But, having hit chapter three of my novel, it’s something I must tackle and correct, or there’s going to be a lot of editing to be done (which isn’t necessarily a bad thing — Read this).
Stephen King wrote in his book On Writing,
Writing is seduction. Good talk is part of seduction. If not so, why do so many couples who start the evening at dinner wind up in bed?
The key to good character development is dialogue. It’s the language within the language, and it gives your work the moxie it needs to be heard.
Here are a few tools of the trade to better your dialogue writing:
1. Act it out
People say that to truly understand your work, you need to read it aloud to yourself to make sure it makes sense first. This is very much the case for dialogue.
If you’re writing dialogue a lot, you’re no longer just a writer, you’re an actor too. You need to adopt these characters with everything you have to ensure that not only does what they’re saying make sense, but also ‘how’ they sound saying it, too.
2. Miss out the obvious statements
This was the biggest lesson I learned.
Writing dialogue isn’t so much about giving everything away on paper as it is about letting people connect the dots. Not everything needs to be said all the time. Often, the less dialogue you use the better (the less words you use, the better, too — see here).
People have brains, let them use them to make their own judgements.
3. Ground your dialogue in the physical world
A page of dialogue is useless. You need to create a scene for the reader to comprehend, which means mixing descriptive language in with your speech.
People who talk perform actions too. Maybe they motion with their hand or reach for a cup of coffee, or a waiter drops a tray of glasses. True reader engagement comes from keeping the story moving and acting out the scene as you write.
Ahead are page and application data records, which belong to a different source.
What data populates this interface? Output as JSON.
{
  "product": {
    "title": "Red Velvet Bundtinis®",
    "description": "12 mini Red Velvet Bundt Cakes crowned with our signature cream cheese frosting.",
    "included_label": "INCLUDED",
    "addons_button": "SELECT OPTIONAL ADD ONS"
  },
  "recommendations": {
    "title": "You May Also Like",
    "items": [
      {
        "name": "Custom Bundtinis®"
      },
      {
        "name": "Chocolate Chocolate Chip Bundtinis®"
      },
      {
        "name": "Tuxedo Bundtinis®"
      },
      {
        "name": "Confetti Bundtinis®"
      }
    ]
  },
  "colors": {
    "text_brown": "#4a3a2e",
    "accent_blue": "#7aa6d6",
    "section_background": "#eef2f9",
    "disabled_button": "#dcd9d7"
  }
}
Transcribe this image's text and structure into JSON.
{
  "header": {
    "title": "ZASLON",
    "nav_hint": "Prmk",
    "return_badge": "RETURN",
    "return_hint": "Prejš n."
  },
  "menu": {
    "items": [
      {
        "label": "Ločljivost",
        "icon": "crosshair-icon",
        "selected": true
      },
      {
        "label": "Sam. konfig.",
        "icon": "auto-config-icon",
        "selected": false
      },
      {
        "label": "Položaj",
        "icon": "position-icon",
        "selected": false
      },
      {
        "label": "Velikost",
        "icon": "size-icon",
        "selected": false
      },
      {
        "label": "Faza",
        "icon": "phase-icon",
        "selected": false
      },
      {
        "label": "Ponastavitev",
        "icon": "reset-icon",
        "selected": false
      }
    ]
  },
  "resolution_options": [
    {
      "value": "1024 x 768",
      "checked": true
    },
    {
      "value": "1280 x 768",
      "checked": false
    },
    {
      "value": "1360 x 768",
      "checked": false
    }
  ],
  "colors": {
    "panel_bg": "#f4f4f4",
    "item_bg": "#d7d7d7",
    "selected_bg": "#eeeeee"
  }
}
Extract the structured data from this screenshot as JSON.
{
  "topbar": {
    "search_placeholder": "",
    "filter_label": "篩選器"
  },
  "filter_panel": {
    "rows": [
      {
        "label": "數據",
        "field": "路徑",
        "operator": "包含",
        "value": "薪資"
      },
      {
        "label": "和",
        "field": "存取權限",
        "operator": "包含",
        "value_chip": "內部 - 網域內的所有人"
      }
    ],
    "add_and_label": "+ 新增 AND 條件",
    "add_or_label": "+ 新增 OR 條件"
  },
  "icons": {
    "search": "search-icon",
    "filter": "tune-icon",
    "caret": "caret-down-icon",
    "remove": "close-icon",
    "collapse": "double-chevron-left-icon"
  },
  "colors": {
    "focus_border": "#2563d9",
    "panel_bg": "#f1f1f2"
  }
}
There are many other ways to help bring dialogue out of your fiction. In fact, ProWritingAid wrote this amazing piece on creating good dialogue for The Writing Cooperative back in April. I thoroughly recommend it. Check it out here.